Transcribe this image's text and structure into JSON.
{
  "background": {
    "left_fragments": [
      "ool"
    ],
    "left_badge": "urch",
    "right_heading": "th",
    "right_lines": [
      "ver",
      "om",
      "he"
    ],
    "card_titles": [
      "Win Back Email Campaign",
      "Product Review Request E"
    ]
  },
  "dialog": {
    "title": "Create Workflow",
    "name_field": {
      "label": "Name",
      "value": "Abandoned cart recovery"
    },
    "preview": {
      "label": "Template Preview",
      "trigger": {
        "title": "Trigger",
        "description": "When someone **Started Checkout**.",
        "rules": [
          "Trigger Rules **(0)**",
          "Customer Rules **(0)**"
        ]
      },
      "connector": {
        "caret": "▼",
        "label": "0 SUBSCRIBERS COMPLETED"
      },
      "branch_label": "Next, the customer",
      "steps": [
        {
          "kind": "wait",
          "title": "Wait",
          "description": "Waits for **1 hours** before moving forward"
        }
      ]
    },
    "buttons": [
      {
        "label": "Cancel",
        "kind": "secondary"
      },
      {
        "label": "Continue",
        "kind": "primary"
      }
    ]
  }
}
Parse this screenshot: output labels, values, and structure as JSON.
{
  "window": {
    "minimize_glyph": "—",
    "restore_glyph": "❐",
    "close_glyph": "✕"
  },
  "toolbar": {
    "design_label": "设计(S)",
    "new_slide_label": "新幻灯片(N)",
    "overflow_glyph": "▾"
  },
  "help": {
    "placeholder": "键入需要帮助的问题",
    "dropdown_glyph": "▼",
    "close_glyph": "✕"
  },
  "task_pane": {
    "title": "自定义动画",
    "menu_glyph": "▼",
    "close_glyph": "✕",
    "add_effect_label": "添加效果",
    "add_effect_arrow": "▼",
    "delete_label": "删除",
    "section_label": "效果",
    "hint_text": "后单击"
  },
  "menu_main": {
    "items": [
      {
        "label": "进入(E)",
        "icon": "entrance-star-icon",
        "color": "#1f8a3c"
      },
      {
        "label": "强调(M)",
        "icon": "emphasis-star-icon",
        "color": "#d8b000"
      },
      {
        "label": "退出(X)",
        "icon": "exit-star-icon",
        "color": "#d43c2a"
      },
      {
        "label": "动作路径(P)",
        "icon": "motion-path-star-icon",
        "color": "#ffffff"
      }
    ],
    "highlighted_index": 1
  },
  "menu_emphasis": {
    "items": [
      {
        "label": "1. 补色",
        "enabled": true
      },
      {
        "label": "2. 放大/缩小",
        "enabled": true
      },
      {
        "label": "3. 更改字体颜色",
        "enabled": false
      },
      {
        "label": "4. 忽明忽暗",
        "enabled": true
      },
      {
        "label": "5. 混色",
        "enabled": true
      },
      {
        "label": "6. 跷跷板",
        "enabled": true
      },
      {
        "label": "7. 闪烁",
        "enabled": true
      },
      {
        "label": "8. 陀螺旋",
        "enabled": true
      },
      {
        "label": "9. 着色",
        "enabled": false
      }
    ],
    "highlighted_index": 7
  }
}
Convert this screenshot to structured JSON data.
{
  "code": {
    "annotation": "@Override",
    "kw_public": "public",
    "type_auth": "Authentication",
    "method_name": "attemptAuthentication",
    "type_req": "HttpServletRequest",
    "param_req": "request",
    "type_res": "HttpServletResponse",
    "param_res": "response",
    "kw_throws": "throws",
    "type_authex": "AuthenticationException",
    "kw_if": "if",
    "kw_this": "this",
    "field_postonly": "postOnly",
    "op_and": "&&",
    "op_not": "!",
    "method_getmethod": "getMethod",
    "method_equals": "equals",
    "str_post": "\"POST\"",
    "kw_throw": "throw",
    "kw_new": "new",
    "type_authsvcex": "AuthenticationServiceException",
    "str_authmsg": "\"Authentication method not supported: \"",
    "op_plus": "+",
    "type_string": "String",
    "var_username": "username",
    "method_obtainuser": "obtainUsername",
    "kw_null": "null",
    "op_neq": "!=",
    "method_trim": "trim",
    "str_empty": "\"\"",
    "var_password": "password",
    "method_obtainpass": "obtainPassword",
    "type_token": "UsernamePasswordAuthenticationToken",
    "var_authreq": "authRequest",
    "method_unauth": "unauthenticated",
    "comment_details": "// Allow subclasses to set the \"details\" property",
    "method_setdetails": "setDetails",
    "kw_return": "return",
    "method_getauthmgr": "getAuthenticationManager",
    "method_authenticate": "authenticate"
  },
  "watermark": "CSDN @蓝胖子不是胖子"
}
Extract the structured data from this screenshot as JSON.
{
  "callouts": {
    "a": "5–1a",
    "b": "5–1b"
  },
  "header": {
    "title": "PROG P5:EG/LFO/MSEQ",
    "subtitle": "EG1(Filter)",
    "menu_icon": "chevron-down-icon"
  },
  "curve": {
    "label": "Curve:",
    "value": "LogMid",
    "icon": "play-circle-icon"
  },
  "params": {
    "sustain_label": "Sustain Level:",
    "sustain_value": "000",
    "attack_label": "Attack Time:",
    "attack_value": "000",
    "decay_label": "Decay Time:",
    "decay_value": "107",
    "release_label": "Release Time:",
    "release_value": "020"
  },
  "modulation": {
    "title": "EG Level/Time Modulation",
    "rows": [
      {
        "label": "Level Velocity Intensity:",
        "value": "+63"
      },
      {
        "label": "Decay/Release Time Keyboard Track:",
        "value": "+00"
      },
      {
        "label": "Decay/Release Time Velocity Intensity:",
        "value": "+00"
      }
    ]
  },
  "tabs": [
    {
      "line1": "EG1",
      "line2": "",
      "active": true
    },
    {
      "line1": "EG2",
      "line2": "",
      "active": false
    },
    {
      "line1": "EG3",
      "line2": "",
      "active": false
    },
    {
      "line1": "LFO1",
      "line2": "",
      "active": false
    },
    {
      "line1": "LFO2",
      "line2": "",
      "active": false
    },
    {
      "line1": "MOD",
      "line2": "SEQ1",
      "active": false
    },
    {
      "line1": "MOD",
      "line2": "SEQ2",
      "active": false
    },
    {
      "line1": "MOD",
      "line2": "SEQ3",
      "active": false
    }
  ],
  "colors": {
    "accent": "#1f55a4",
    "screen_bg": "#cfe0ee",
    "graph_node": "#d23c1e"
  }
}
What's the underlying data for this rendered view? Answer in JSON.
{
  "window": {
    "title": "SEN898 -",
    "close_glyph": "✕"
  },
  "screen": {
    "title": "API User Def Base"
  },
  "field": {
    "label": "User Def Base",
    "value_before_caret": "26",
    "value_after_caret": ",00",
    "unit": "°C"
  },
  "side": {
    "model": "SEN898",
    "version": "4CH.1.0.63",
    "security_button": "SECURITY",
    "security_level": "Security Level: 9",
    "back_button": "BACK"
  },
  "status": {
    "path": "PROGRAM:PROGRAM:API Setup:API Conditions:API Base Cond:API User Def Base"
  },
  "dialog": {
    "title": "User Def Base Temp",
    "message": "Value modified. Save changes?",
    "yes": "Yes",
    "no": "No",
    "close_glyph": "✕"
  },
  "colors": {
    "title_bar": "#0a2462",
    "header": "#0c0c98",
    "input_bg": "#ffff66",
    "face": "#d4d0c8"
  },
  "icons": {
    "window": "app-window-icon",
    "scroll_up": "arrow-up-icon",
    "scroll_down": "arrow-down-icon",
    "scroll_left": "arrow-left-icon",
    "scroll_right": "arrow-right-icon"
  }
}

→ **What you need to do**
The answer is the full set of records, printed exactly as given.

→ **The completed task**
Transcribe this image's text and structure into JSON.
{
  "background": {
    "left_fragments": [
      "ool"
    ],
    "left_badge": "urch",
    "right_heading": "th",
    "right_lines": [
      "ver",
      "om",
      "he"
    ],
    "card_titles": [
      "Win Back Email Campaign",
      "Product Review Request E"
    ]
  },
  "dialog": {
    "title": "Create Workflow",
    "name_field": {
      "label": "Name",
      "value": "Abandoned cart recovery"
    },
    "preview": {
      "label": "Template Preview",
      "trigger": {
        "title": "Trigger",
        "description": "When someone **Started Checkout**.",
        "rules": [
          "Trigger Rules **(0)**",
          "Customer Rules **(0)**"
        ]
      },
      "connector": {
        "caret": "▼",
        "label": "0 SUBSCRIBERS COMPLETED"
      },
      "branch_label": "Next, the customer",
      "steps": [
        {
          "kind": "wait",
          "title": "Wait",
          "description": "Waits for **1 hours** before moving forward"
        }
      ]
    },
    "buttons": [
      {
        "label": "Cancel",
        "kind": "secondary"
      },
      {
        "label": "Continue",
        "kind": "primary"
      }
    ]
  }
}
Parse this screenshot: output labels, values, and structure as JSON.
{
  "window": {
    "minimize_glyph": "—",
    "restore_glyph": "❐",
    "close_glyph": "✕"
  },
  "toolbar": {
    "design_label": "设计(S)",
    "new_slide_label": "新幻灯片(N)",
    "overflow_glyph": "▾"
  },
  "help": {
    "placeholder": "键入需要帮助的问题",
    "dropdown_glyph": "▼",
    "close_glyph": "✕"
  },
  "task_pane": {
    "title": "自定义动画",
    "menu_glyph": "▼",
    "close_glyph": "✕",
    "add_effect_label": "添加效果",
    "add_effect_arrow": "▼",
    "delete_label": "删除",
    "section_label": "效果",
    "hint_text": "后单击"
  },
  "menu_main": {
    "items": [
      {
        "label": "进入(E)",
        "icon": "entrance-star-icon",
        "color": "#1f8a3c"
      },
      {
        "label": "强调(M)",
        "icon": "emphasis-star-icon",
        "color": "#d8b000"
      },
      {
        "label": "退出(X)",
        "icon": "exit-star-icon",
        "color": "#d43c2a"
      },
      {
        "label": "动作路径(P)",
        "icon": "motion-path-star-icon",
        "color": "#ffffff"
      }
    ],
    "highlighted_index": 1
  },
  "menu_emphasis": {
    "items": [
      {
        "label": "1. 补色",
        "enabled": true
      },
      {
        "label": "2. 放大/缩小",
        "enabled": true
      },
      {
        "label": "3. 更改字体颜色",
        "enabled": false
      },
      {
        "label": "4. 忽明忽暗",
        "enabled": true
      },
      {
        "label": "5. 混色",
        "enabled": true
      },
      {
        "label": "6. 跷跷板",
        "enabled": true
      },
      {
        "label": "7. 闪烁",
        "enabled": true
      },
      {
        "label": "8. 陀螺旋",
        "enabled": true
      },
      {
        "label": "9. 着色",
        "enabled": false
      }
    ],
    "highlighted_index": 7
  }
}
Convert this screenshot to structured JSON data.
{
  "code": {
    "annotation": "@Override",
    "kw_public": "public",
    "type_auth": "Authentication",
    "method_name": "attemptAuthentication",
    "type_req": "HttpServletRequest",
    "param_req": "request",
    "type_res": "HttpServletResponse",
    "param_res": "response",
    "kw_throws": "throws",
    "type_authex": "AuthenticationException",
    "kw_if": "if",
    "kw_this": "this",
    "field_postonly": "postOnly",
    "op_and": "&&",
    "op_not": "!",
    "method_getmethod": "getMethod",
    "method_equals": "equals",
    "str_post": "\"POST\"",
    "kw_throw": "throw",
    "kw_new": "new",
    "type_authsvcex": "AuthenticationServiceException",
    "str_authmsg": "\"Authentication method not supported: \"",
    "op_plus": "+",
    "type_string": "String",
    "var_username": "username",
    "method_obtainuser": "obtainUsername",
    "kw_null": "null",
    "op_neq": "!=",
    "method_trim": "trim",
    "str_empty": "\"\"",
    "var_password": "password",
    "method_obtainpass": "obtainPassword",
    "type_token": "UsernamePasswordAuthenticationToken",
    "var_authreq": "authRequest",
    "method_unauth": "unauthenticated",
    "comment_details": "// Allow subclasses to set the \"details\" property",
    "method_setdetails": "setDetails",
    "kw_return": "return",
    "method_getauthmgr": "getAuthenticationManager",
    "method_authenticate": "authenticate"
  },
  "watermark": "CSDN @蓝胖子不是胖子"
}
Extract the structured data from this screenshot as JSON.
{
  "callouts": {
    "a": "5–1a",
    "b": "5–1b"
  },
  "header": {
    "title": "PROG P5:EG/LFO/MSEQ",
    "subtitle": "EG1(Filter)",
    "menu_icon": "chevron-down-icon"
  },
  "curve": {
    "label": "Curve:",
    "value": "LogMid",
    "icon": "play-circle-icon"
  },
  "params": {
    "sustain_label": "Sustain Level:",
    "sustain_value": "000",
    "attack_label": "Attack Time:",
    "attack_value": "000",
    "decay_label": "Decay Time:",
    "decay_value": "107",
    "release_label": "Release Time:",
    "release_value": "020"
  },
  "modulation": {
    "title": "EG Level/Time Modulation",
    "rows": [
      {
        "label": "Level Velocity Intensity:",
        "value": "+63"
      },
      {
        "label": "Decay/Release Time Keyboard Track:",
        "value": "+00"
      },
      {
        "label": "Decay/Release Time Velocity Intensity:",
        "value": "+00"
      }
    ]
  },
  "tabs": [
    {
      "line1": "EG1",
      "line2": "",
      "active": true
    },
    {
      "line1": "EG2",
      "line2": "",
      "active": false
    },
    {
      "line1": "EG3",
      "line2": "",
      "active": false
    },
    {
      "line1": "LFO1",
      "line2": "",
      "active": false
    },
    {
      "line1": "LFO2",
      "line2": "",
      "active": false
    },
    {
      "line1": "MOD",
      "line2": "SEQ1",
      "active": false
    },
    {
      "line1": "MOD",
      "line2": "SEQ2",
      "active": false
    },
    {
      "line1": "MOD",
      "line2": "SEQ3",
      "active": false
    }
  ],
  "colors": {
    "accent": "#1f55a4",
    "screen_bg": "#cfe0ee",
    "graph_node": "#d23c1e"
  }
}
What's the underlying data for this rendered view? Answer in JSON.
{
  "window": {
    "title": "SEN898 -",
    "close_glyph": "✕"
  },
  "screen": {
    "title": "API User Def Base"
  },
  "field": {
    "label": "User Def Base",
    "value_before_caret": "26",
    "value_after_caret": ",00",
    "unit": "°C"
  },
  "side": {
    "model": "SEN898",
    "version": "4CH.1.0.63",
    "security_button": "SECURITY",
    "security_level": "Security Level: 9",
    "back_button": "BACK"
  },
  "status": {
    "path": "PROGRAM:PROGRAM:API Setup:API Conditions:API Base Cond:API User Def Base"
  },
  "dialog": {
    "title": "User Def Base Temp",
    "message": "Value modified. Save changes?",
    "yes": "Yes",
    "no": "No",
    "close_glyph": "✕"
  },
  "colors": {
    "title_bar": "#0a2462",
    "header": "#0c0c98",
    "input_bg": "#ffff66",
    "face": "#d4d0c8"
  },
  "icons": {
    "window": "app-window-icon",
    "scroll_up": "arrow-up-icon",
    "scroll_down": "arrow-down-icon",
    "scroll_left": "arrow-left-icon",
    "scroll_right": "arrow-right-icon"
  }
}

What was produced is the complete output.